Answer from April Reeves: Let’s start with Hunter-Under-Saddle (HUS). This class is judged primarily on the horse’s way of going (movement), type or conformation, and last their manners.
Question: I keep reading everywhere that you should exercise your horse outdoors, but none of these sites tells me why this is better for it. May you please tell me why it is better for me to exercise a horse outdoors rather than indoors?
Answer from April Reeves: Thank you for this question; it is one of the best yet, and one that’s highly controversial.
Each breed and discipline has a different response to this question, but you need a variety of experience and length of experience with all breeds and disciplines to know how to answer it well.
I’m going to give you specific interpretations and let you decide the answers.
Question: I have been a traditional English rider for almost 30 years now. I am currently at level 2 dressage, but hope to go higher with this horse. I have also ridden the hunter circuits.
My question to you is I have no real information on how Natural Horsemanship works with the English riders. My dressage gelding right now displays some rather undesirable manners. Would learning NH help us, and is there a way English traditional riders can learn this. I’m not interested in the ‘cowboy’ way.
My trainer is also curious about whether or not NH could be integrated into our programs.
From April Reeves: Thank you for this question! Yes, Natural Horsemanship can and should be a part of all English disciplines, and especially so since many of the horses are much larger and full of personality.
Question: I notice you ride English in a Western saddle (photo below of you and Max). How does the horse know the difference?
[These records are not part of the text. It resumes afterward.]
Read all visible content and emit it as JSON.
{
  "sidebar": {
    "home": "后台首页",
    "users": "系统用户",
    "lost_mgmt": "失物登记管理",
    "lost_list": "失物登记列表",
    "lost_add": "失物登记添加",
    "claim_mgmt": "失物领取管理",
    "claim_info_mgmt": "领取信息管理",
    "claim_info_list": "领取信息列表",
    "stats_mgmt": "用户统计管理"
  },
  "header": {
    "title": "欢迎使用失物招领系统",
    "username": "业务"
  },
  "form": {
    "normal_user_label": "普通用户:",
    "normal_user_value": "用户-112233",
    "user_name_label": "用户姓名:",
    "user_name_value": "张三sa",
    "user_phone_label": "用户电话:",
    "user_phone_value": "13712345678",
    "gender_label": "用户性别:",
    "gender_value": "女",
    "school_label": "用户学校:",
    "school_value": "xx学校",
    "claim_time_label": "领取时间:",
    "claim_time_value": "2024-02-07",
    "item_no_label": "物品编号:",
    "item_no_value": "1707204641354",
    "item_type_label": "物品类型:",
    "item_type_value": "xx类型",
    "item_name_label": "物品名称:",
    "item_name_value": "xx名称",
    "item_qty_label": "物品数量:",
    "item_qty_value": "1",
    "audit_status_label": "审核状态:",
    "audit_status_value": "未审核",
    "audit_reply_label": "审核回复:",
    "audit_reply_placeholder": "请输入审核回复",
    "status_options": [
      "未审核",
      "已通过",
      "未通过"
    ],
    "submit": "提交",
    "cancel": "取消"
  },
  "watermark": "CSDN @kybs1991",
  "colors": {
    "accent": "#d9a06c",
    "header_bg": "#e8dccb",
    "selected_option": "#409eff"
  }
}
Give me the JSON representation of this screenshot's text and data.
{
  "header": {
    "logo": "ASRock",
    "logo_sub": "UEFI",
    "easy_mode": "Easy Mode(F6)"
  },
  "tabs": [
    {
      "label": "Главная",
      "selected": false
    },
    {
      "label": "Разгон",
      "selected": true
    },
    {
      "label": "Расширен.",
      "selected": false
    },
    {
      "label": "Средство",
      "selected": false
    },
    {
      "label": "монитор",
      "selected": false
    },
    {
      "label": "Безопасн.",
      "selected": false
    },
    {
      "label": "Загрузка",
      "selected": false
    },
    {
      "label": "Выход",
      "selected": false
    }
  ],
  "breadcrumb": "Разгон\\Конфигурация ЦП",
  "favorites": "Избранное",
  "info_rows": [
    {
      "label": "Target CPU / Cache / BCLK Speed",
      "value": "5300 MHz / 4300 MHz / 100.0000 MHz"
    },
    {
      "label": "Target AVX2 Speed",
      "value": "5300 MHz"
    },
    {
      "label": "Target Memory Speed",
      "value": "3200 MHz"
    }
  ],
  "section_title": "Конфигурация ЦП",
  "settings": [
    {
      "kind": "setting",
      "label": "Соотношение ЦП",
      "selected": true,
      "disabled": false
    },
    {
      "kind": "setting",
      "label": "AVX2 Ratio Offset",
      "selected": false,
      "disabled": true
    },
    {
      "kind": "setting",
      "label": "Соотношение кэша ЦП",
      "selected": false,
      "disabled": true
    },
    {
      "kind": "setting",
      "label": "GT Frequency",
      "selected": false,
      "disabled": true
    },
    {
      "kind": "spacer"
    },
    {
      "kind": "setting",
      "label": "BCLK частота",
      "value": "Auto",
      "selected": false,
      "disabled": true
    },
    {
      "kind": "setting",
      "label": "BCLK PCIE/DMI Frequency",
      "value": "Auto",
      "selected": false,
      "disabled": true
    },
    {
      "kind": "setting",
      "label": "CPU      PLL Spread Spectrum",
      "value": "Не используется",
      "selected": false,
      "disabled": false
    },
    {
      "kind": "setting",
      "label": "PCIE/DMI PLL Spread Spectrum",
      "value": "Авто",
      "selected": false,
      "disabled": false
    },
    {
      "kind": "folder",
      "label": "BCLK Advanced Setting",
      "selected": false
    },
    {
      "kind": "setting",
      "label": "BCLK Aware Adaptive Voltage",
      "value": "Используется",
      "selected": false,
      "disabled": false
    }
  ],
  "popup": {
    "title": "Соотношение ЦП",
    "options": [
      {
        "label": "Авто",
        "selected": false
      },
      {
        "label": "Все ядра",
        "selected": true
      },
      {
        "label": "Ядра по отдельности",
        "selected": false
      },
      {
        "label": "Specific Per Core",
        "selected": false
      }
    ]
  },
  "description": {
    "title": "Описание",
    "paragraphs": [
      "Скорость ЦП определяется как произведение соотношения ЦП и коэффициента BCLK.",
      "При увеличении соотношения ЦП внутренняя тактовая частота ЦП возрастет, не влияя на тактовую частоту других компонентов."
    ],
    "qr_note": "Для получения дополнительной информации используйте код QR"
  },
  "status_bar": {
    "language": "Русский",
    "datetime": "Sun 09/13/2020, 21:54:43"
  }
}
Answer: Horses have no idea that one saddle is different from the other, or that one is for English and one is for Western, besides the feel and contact differences. Otherwise, I am using my aids exactly the same for both disciplines.